These tortoises made persistent moves even if they were slow.
What about the volatile pairs? AUD/USD certainly one of them – it often makes wild moves. Well, it currently posts a loss of only 1%. Also neighboring NZD/USD made a similar limited move, of less than 1%, despite making big moves and setting record highs during the year.
The same goes for USD/CHF – a gain of only 0.25% at the moment. This pair already dug very low during the year, but the net change is almost non-existent.
These hares eventually ran on the treadmill and didn’t go very far.
EUR/USD, the most popular currency pair, is heading for an annual loss, currently 2.5%. The ongoing debt crisis eventually took its toll, even though the euro was quite resilient against the dollar (with QE2 weakening the greenback) and also against other currency pairs.
GBP/USD remained a bit more volatile in comparison with EUR/USD, but not as wild as it used to be and the current net movement is very small, less than 1%.
Crosses and metals
Looking beyond majors and minors, we can see that gold is biggest winner, with over 13%. It already gained much more during the year. Silver is on the other end, as one of the bigger losers. WTI Crude Oil is on the winners side.
The yen crosses stand out as big losers and this can be explained by risk aversion: as fear took over, the yen strengthened, also against the other safe haven currency, the US dollar. The “risk currencies”, such as the Aussie and the troubled euro lost to the dollar, so they eventually lost more to the yen.
Things can still change until the final hours of 2011, but the general picture isn’t likely to be different.

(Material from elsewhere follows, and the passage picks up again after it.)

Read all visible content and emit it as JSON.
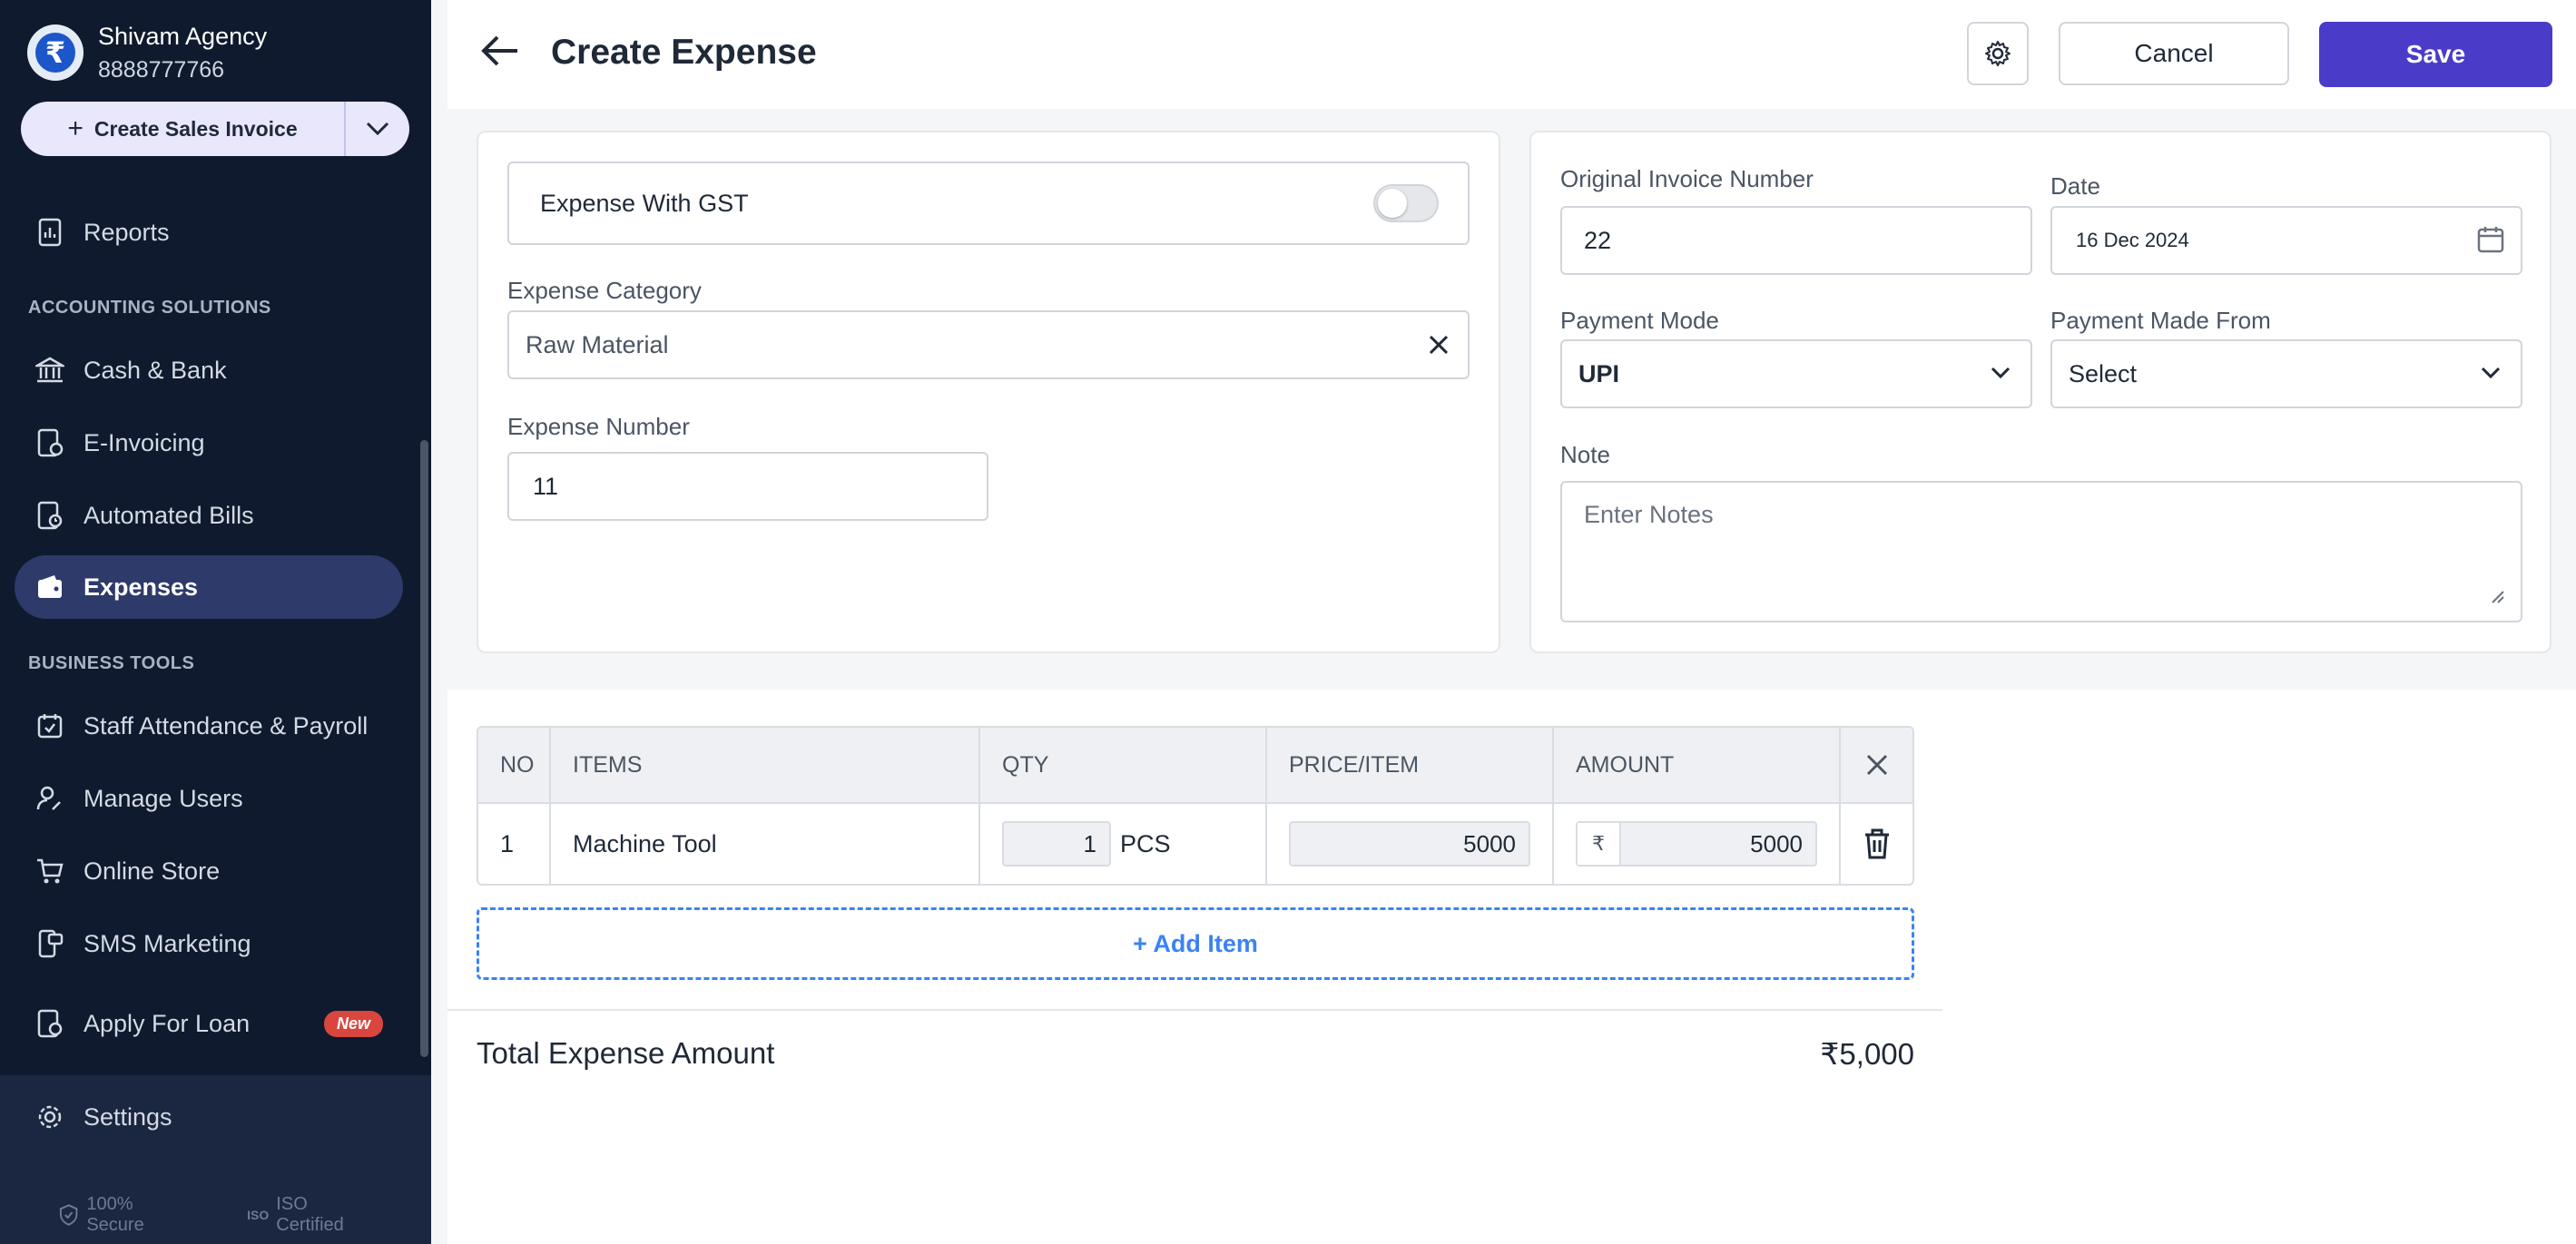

Will this scenario repeat itself in 2012?
Before we look into 2012, here are more conclusions for 2011: